Military Spouse Magazine

OCT 2018

Issue link: https://militaryspouse.epubxp.com/i/1027778

Contents of this Issue

Navigation

Page 23 of 35

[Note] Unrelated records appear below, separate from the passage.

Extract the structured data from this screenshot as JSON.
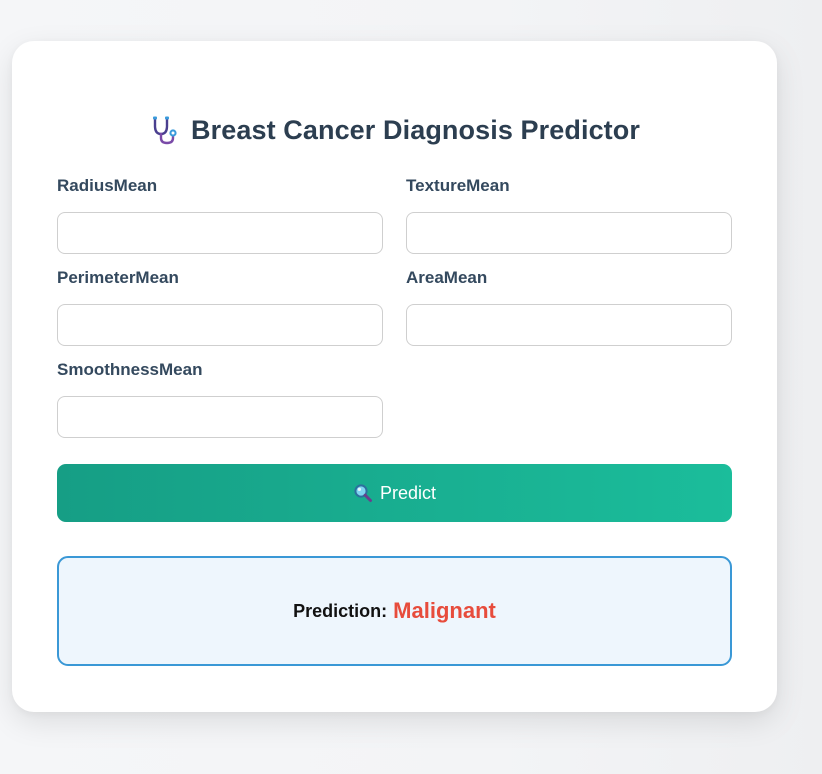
{
  "app": {
    "title": "Breast Cancer Diagnosis Predictor",
    "title_icon": "stethoscope-icon"
  },
  "form": {
    "fields": [
      {
        "label": "RadiusMean",
        "value": "",
        "placeholder": ""
      },
      {
        "label": "TextureMean",
        "value": "",
        "placeholder": ""
      },
      {
        "label": "PerimeterMean",
        "value": "",
        "placeholder": ""
      },
      {
        "label": "AreaMean",
        "value": "",
        "placeholder": ""
      },
      {
        "label": "SmoothnessMean",
        "value": "",
        "placeholder": ""
      }
    ],
    "submit": {
      "label": "Predict",
      "icon": "search-icon"
    }
  },
  "result": {
    "label": "Prediction:",
    "value": "Malignant",
    "value_color": "#e74c3c"
  },
  "colors": {
    "button_gradient_start": "#169e85",
    "button_gradient_end": "#1bbd9b",
    "result_border": "#3a98d6",
    "result_background": "#eef6fd",
    "heading_text": "#2c3e50"
  }
}
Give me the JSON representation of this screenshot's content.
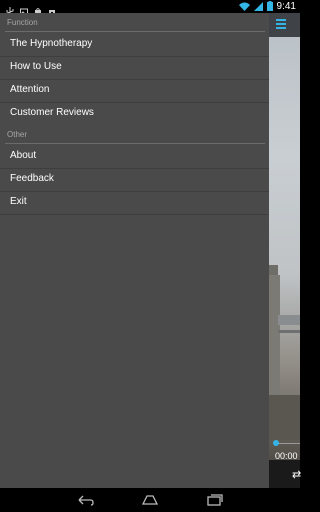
{
  "status_bar": {
    "time": "9:41",
    "icons": [
      "usb-icon",
      "image-icon",
      "store-icon",
      "shop-icon",
      "wifi-icon",
      "signal-icon",
      "battery-icon"
    ]
  },
  "drawer": {
    "sections": [
      {
        "header": "Function",
        "items": [
          "The Hypnotherapy",
          "How to Use",
          "Attention",
          "Customer Reviews"
        ]
      },
      {
        "header": "Other",
        "items": [
          "About",
          "Feedback",
          "Exit"
        ]
      }
    ]
  },
  "player": {
    "current_time": "00:00"
  },
  "colors": {
    "accent": "#33b5e5",
    "drawer_bg": "#4a4a4a"
  }
}
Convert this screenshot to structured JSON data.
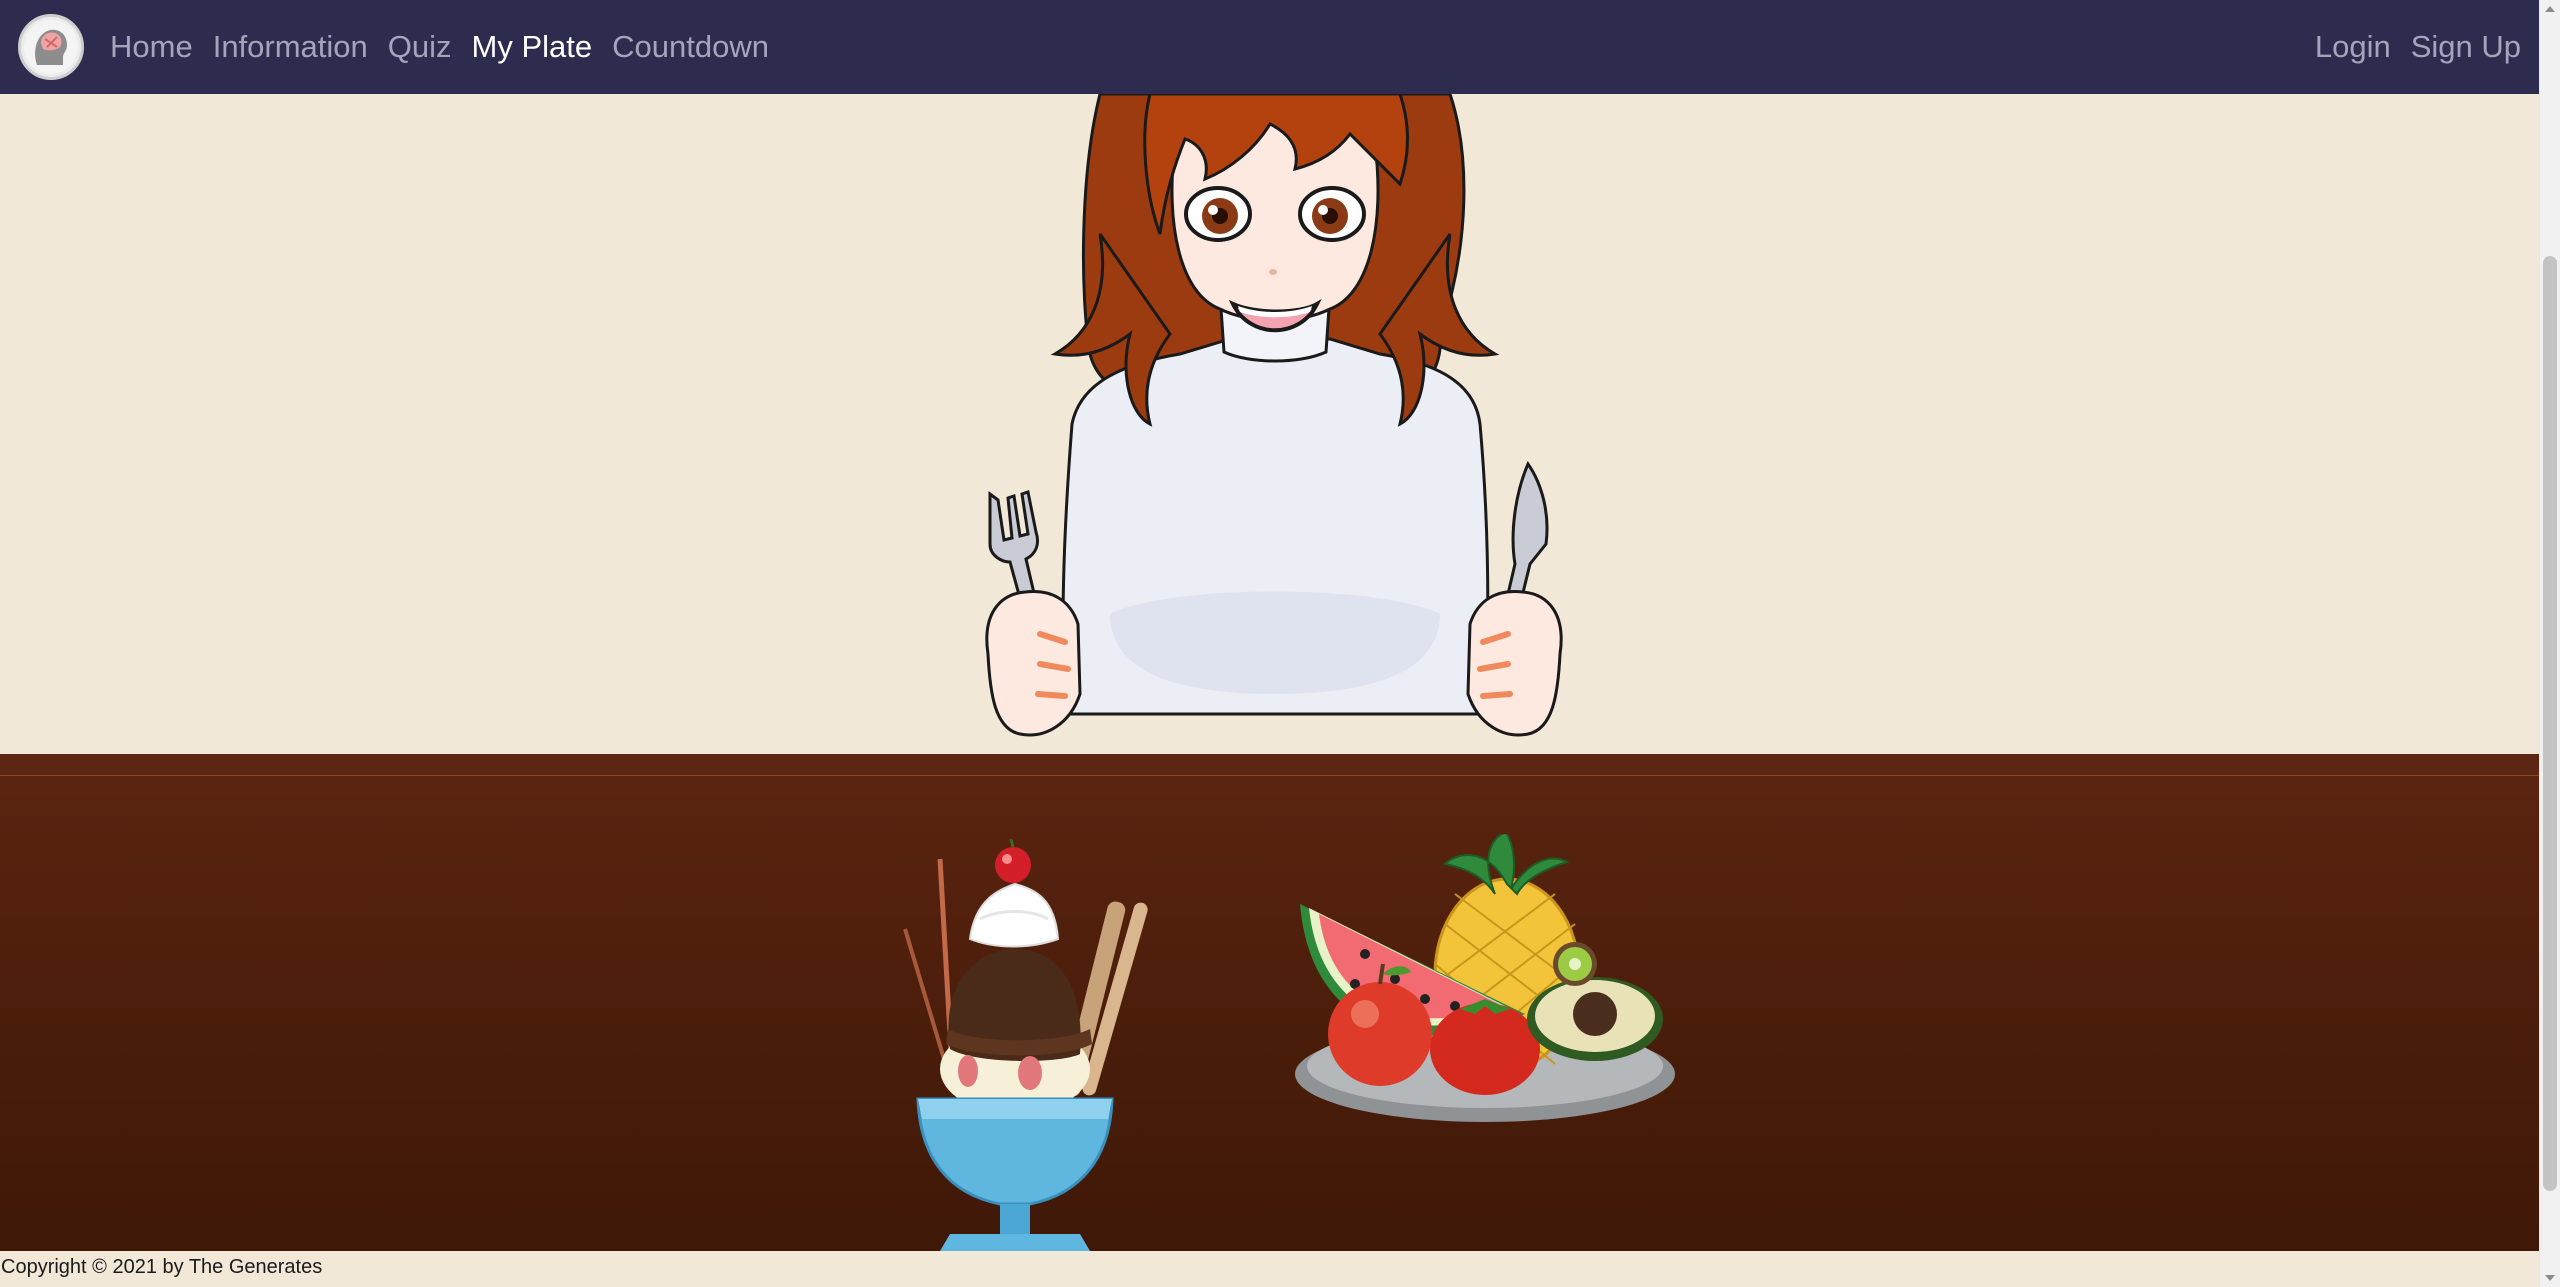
{
  "nav": {
    "logo_icon": "brain-head-logo-icon",
    "links": [
      {
        "label": "Home"
      },
      {
        "label": "Information"
      },
      {
        "label": "Quiz"
      },
      {
        "label": "My Plate",
        "active": true
      },
      {
        "label": "Countdown"
      }
    ],
    "auth": {
      "login": "Login",
      "signup": "Sign Up"
    }
  },
  "scene": {
    "character_icon": "anime-girl-with-fork-and-knife-icon",
    "items": [
      {
        "icon": "ice-cream-sundae-icon"
      },
      {
        "icon": "fruit-plate-icon"
      }
    ]
  },
  "footer": {
    "copyright": "Copyright © 2021 by The Generates"
  },
  "colors": {
    "navbar": "#2d2c4f",
    "nav_text": "#a4a5ba",
    "nav_active": "#ffffff",
    "wall": "#f2e8d8",
    "table": "#4a1d0a"
  }
}
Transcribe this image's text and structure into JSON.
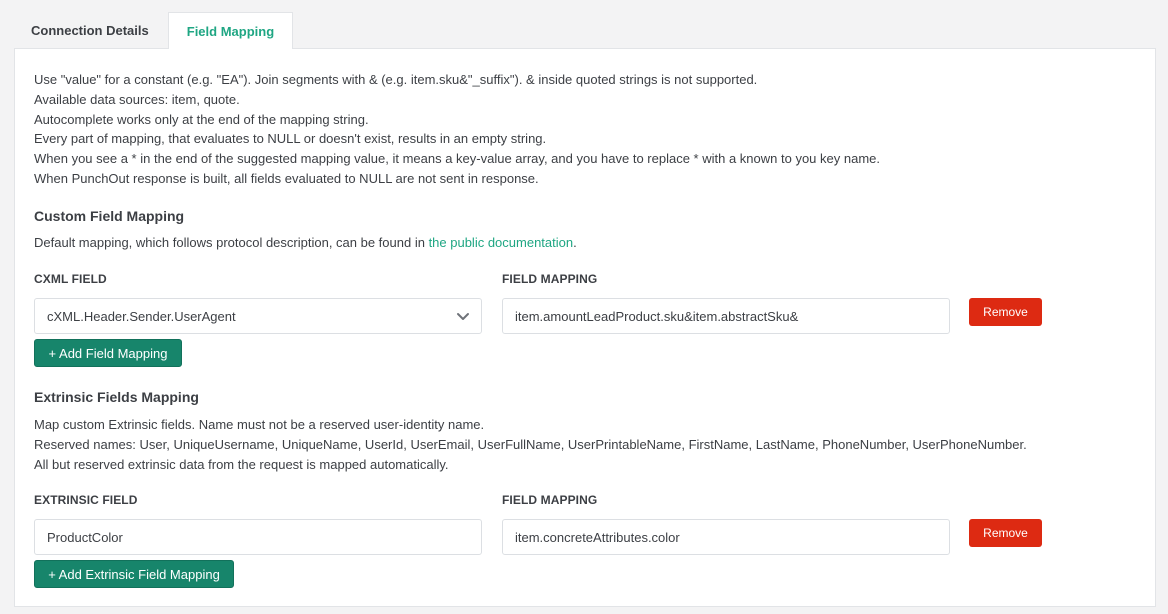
{
  "tabs": [
    {
      "label": "Connection Details",
      "active": false
    },
    {
      "label": "Field Mapping",
      "active": true
    }
  ],
  "info_lines": [
    "Use \"value\" for a constant (e.g. \"EA\"). Join segments with & (e.g. item.sku&\"_suffix\"). & inside quoted strings is not supported.",
    "Available data sources: item, quote.",
    "Autocomplete works only at the end of the mapping string.",
    "Every part of mapping, that evaluates to NULL or doesn't exist, results in an empty string.",
    "When you see a * in the end of the suggested mapping value, it means a key-value array, and you have to replace * with a known to you key name.",
    "When PunchOut response is built, all fields evaluated to NULL are not sent in response."
  ],
  "custom": {
    "heading": "Custom Field Mapping",
    "desc_prefix": "Default mapping, which follows protocol description, can be found in ",
    "link_text": "the public documentation",
    "desc_suffix": ".",
    "col_field": "cXML FIELD",
    "col_mapping": "FIELD MAPPING",
    "row": {
      "field": "cXML.Header.Sender.UserAgent",
      "mapping": "item.amountLeadProduct.sku&item.abstractSku&",
      "remove": "Remove"
    },
    "add_button": "+ Add Field Mapping"
  },
  "extrinsic": {
    "heading": "Extrinsic Fields Mapping",
    "lines": [
      "Map custom Extrinsic fields. Name must not be a reserved user-identity name.",
      "Reserved names: User, UniqueUsername, UniqueName, UserId, UserEmail, UserFullName, UserPrintableName, FirstName, LastName, PhoneNumber, UserPhoneNumber.",
      "All but reserved extrinsic data from the request is mapped automatically."
    ],
    "col_field": "EXTRINSIC FIELD",
    "col_mapping": "FIELD MAPPING",
    "row": {
      "field": "ProductColor",
      "mapping": "item.concreteAttributes.color",
      "remove": "Remove"
    },
    "add_button": "+ Add Extrinsic Field Mapping"
  },
  "colors": {
    "accent": "#1fa683",
    "primary_button": "#17856b",
    "danger_button": "#dd2a12"
  }
}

O U R L I V E S IN SEPTEMBER 2017, JONATHAN WINNEFELD ENTERED HIS FRESHMAN YEAR AT THE UNIVERSIT Y OF DENVER. Having just completed 15 months of treatment for a dual diagnosis of depression/anxiety and addiction, he felt inspired to help others. But Jonathan told a friend that he had been offered heroin just weeks before classes began. He'd refused it. His parents believe this triggered a relapse which led him to purchase a fatal fentanyl-laced dose of heroin. Three days after school began, Jonathan was found unresponsive in his dorm room, becoming one of almost 50,000 people who died from an opioid overdose that year. Jonathan's story doesn't begin in poverty or any other stereotypical backdrop of a drug scene. It begins within the military community. That's what his parents Retired Adm. James "Sandy" Winnefeld, former Vice Chairman of the Joint Chiefs of Staff, and his wife Mary, want you to know: the opioid epidemic doesn't discriminate. In November 2017, the Winnefelds founded the nonprofit, Stop the Addiction Fatality Epidemic (SAFE), to combat the opioid epidemic and support families who are affected by it. Addicted A military family's story of loss. Hope. And change. By Natalie Hayek, Air Force Spouse A DEVASTATING ILLNESS Jonathan was athletic, friendly and compassionate. He was intro- verted, but his buddies remember him as the friend who stood up for them. Having once moved six times in three years, he knew the challenges of military life. As a young teen, Jonathan was misdiagnosed with attention deficit disorder and prescribed Adderall. To calm himself, he drank alcohol. He later used marijuana and Xanax, and ulti- mately became addicted to heroin. Studies show that opioids physically and chemically alter the brain, reshaping its neural pathways and changing the way a person processes infor- mation, emotion and desire. A young person's developing brain is even more susceptible. Jonathan's parents paid the equivalent of four years of private college tuition for treat- ment because TRICARE didn't cover the costs to treat Jonathan's dual diagnosis. Recovery often requires more than detoxifica- tion and group therapy. "Addiction is an illness," says Rosemary Williams, SAFE's executive director. "It's not some- thing you can just turn your back on." Jonathan emerged from recovery with a desire to live, but he didn't have sufficient support to sustain his reentry into society. Recognizing the complexi- ties of the disease and recovery, SAFE developed an integrated approach to prevent the epidemic and create support for those affected by addiction. Their ultimate goal is to establish SAFE communities and SAFE cam- puses around the country. >> Photos courtesy of the Winnefeld family James, Jonathan, and Mary Winnefeld at the University of Denver campus. 24 MILITARYSPOUSE.COM / OCTOBER 2018

Articles in this issue

Links on this page

Archives of this issue

view archives of Military Spouse Magazine - OCT 2018